PROVIDED ENTRIES.
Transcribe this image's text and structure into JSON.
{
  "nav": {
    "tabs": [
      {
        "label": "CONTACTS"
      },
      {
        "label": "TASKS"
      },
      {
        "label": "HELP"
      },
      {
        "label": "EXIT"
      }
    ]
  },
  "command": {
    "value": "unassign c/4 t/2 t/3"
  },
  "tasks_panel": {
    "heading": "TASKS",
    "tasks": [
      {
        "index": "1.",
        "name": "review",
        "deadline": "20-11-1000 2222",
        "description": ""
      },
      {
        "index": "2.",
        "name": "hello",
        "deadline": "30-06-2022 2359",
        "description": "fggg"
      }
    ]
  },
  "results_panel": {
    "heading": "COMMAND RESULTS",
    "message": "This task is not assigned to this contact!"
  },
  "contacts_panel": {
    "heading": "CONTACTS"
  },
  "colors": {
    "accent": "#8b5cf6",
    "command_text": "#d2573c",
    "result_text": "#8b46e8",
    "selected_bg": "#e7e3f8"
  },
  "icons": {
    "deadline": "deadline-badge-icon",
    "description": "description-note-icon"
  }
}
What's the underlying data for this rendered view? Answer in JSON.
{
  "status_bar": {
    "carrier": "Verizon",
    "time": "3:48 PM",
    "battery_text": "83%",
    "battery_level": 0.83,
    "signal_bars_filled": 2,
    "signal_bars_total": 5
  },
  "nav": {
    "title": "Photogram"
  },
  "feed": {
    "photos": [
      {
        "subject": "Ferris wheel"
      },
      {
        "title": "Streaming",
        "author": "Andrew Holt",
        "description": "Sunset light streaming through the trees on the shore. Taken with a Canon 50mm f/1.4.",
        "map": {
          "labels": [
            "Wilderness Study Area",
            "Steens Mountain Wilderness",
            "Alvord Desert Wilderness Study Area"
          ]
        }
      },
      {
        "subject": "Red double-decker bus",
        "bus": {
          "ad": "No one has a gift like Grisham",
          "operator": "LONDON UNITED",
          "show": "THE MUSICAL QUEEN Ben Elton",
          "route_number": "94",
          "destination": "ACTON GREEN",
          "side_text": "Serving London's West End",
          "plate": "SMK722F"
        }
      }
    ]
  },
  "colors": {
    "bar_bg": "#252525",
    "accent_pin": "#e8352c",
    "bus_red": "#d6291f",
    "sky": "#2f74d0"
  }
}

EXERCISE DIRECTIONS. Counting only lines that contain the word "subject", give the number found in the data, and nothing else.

WRITTEN SOLUTION. 2